As world's human population increases, so too does urban and industrial development. Thousands of acres of natural habitat are converted into housing developments, parking lots, shopping malls, factories, highways, etc. every day. Without a doubt, habitat loss is the greatest immediate threat to today’s wildlife populations. Some species such as squirrels, mice and skunks are highly adaptable; they can migrate and thrive in an urban environment. Other species such as deer, moose and bears are not so lucky; they need access to their natural habitat in order to survive.
As hunters, we must follow a strict ethical code and act as stewards of the land, enforcing wildlife management practices and conservation efforts.

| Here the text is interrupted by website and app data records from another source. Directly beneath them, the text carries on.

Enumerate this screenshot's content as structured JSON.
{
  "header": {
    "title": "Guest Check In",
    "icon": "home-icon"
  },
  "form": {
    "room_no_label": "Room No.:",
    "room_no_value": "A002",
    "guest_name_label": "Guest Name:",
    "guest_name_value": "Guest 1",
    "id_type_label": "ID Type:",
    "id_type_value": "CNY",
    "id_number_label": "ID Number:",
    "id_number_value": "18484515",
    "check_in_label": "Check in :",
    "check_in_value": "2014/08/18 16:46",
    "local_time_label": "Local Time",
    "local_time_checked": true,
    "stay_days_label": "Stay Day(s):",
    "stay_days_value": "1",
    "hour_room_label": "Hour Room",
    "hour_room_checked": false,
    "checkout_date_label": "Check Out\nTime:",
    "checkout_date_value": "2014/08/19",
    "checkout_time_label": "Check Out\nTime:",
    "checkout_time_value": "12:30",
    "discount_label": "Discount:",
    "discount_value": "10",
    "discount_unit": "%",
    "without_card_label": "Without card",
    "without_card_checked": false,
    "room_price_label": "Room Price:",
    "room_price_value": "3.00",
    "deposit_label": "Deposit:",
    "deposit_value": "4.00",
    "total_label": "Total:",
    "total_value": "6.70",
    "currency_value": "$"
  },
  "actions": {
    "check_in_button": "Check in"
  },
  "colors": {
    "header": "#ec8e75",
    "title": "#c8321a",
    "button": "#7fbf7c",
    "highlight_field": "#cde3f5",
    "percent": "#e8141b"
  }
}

This stewardship will ensure that generations to come can enjoy all wildlife, just as we do today.
We will explore the factors required for a healthy wildlife population, the components that make up successful wildlife management practices and conservation efforts spearheaded by hunters and non-hunters alike.
Wildlife make their homes in backyards, large tracts of wooded land, swamps, marshes and even the desert. No matter the location, there are five requirements to good habitat. If all five requirements are met, the hunter will find many different types of wildlife. These requirements are:
All animals need to eat. If grasses, berries, seeds, nuts, bugs and browse are available, animals will come to eat.
All animals need water for survival. The water could come from a river, lake, pond or small creek. When water is not present, animals will travel far to find it.
Animals, just like people, need cover for shelter. This protects them from weather extremes as well as helps them hide from predators and care for their young. For some animals, adequate cover could just be a large tuft of grass or a fallen tree, for others it’s a cave or a brushy area.
All animals need room to roam. Some require larger amounts of space than others.
Animals need the food, water, cover and space arranged in such a way that it is conducive for them to stay in that area.
If all of the habitat needs are met, you should see wildlife. Wildlife biologists work with landowners to create and manage habitat for wildlife, especially in threatened areas.